What the task asks ->
Across all the entries, how many lines hold "placeholder"? Answer with that number and nothing else.

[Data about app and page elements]

== Segment start ==

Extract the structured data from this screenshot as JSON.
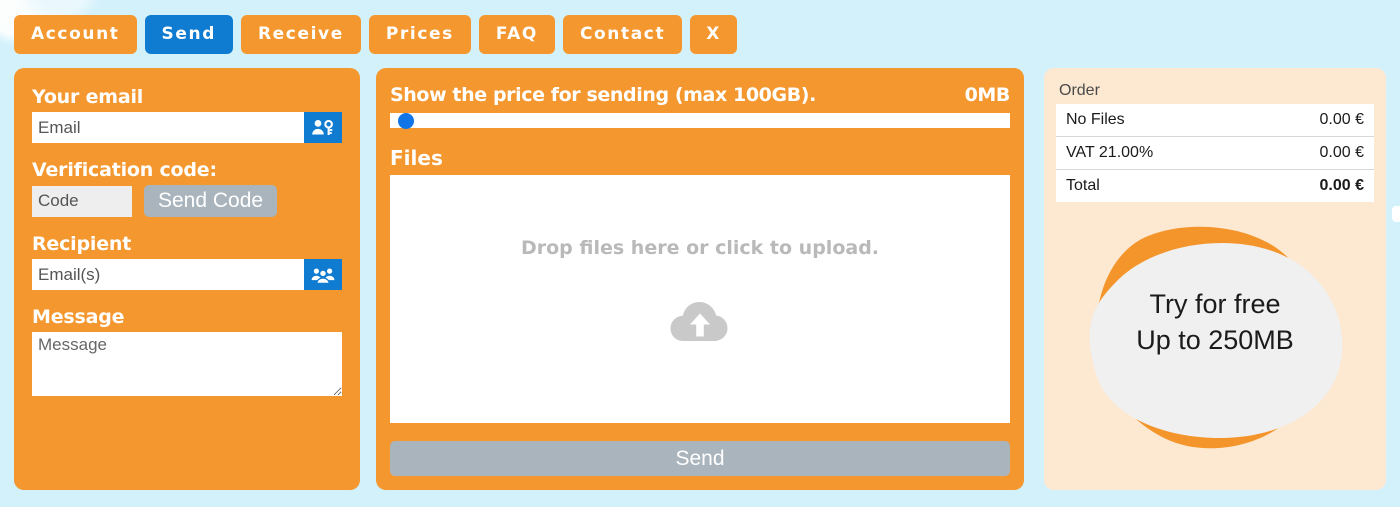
{
  "theme": {
    "page_bg": "#d3f1fb",
    "panel_orange": "#f4972e",
    "panel_peach": "#fde8d1",
    "accent_blue": "#0f7bd1",
    "muted_gray": "#aab4bd"
  },
  "nav": {
    "items": [
      {
        "label": "Account",
        "active": false
      },
      {
        "label": "Send",
        "active": true
      },
      {
        "label": "Receive",
        "active": false
      },
      {
        "label": "Prices",
        "active": false
      },
      {
        "label": "FAQ",
        "active": false
      },
      {
        "label": "Contact",
        "active": false
      },
      {
        "label": "X",
        "active": false
      }
    ]
  },
  "form": {
    "email": {
      "label": "Your email",
      "placeholder": "Email",
      "value": "",
      "icon": "user-key-icon"
    },
    "verification": {
      "label": "Verification code:",
      "placeholder": "Code",
      "value": "",
      "button_label": "Send Code"
    },
    "recipient": {
      "label": "Recipient",
      "placeholder": "Email(s)",
      "value": "",
      "icon": "user-group-icon"
    },
    "message": {
      "label": "Message",
      "placeholder": "Message",
      "value": ""
    }
  },
  "uploader": {
    "price_title": "Show the price for sending (max 100GB).",
    "size_readout": "0MB",
    "slider": {
      "value": 0,
      "min": 0,
      "max": 100,
      "unit": "GB"
    },
    "files_label": "Files",
    "dropzone_text": "Drop files here or click to upload.",
    "dropzone_icon": "cloud-upload-icon",
    "send_label": "Send"
  },
  "order": {
    "title": "Order",
    "rows": [
      {
        "label": "No Files",
        "amount": "0.00 €",
        "emphasis": false
      },
      {
        "label": "VAT 21.00%",
        "amount": "0.00 €",
        "emphasis": false
      },
      {
        "label": "Total",
        "amount": "0.00 €",
        "emphasis": true
      }
    ]
  },
  "promo": {
    "line1": "Try for free",
    "line2": "Up to 250MB",
    "blob_back_color": "#f4952c",
    "blob_front_color": "#f0f0f0"
  }
}
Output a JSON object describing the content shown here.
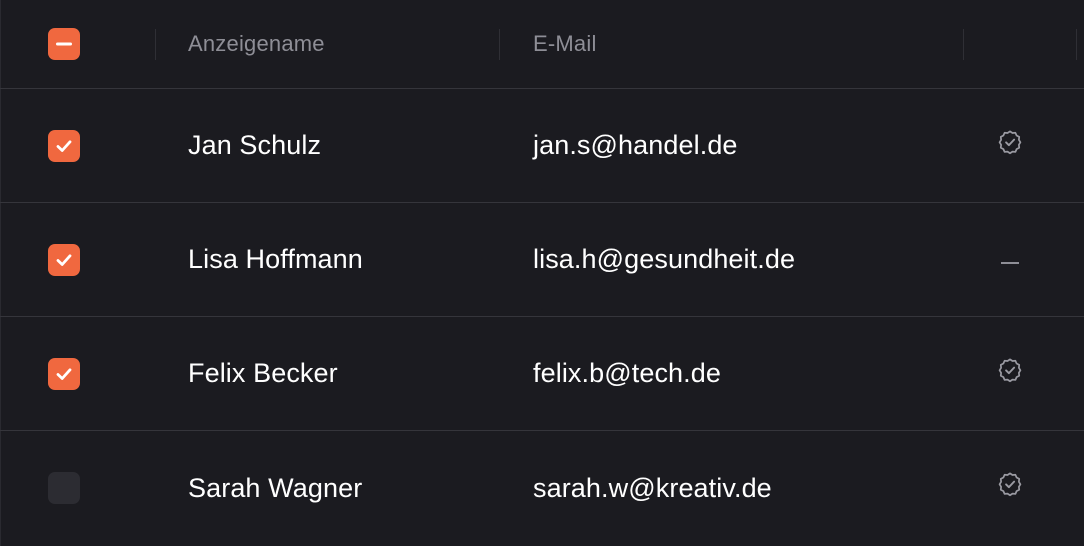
{
  "header": {
    "select_all_state": "indeterminate",
    "columns": {
      "name": "Anzeigename",
      "email": "E-Mail"
    }
  },
  "colors": {
    "accent": "#f0683f",
    "background": "#1b1b20",
    "divider": "#35353b",
    "header_text": "#8e8e96",
    "unchecked_box": "#2c2c32"
  },
  "rows": [
    {
      "checked": true,
      "name": "Jan Schulz",
      "email": "jan.s@handel.de",
      "status_icon": "verified-badge-icon"
    },
    {
      "checked": true,
      "name": "Lisa Hoffmann",
      "email": "lisa.h@gesundheit.de",
      "status_icon": "dash-icon"
    },
    {
      "checked": true,
      "name": "Felix Becker",
      "email": "felix.b@tech.de",
      "status_icon": "verified-badge-icon"
    },
    {
      "checked": false,
      "name": "Sarah Wagner",
      "email": "sarah.w@kreativ.de",
      "status_icon": "verified-badge-icon"
    }
  ]
}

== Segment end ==

Final answer ->
4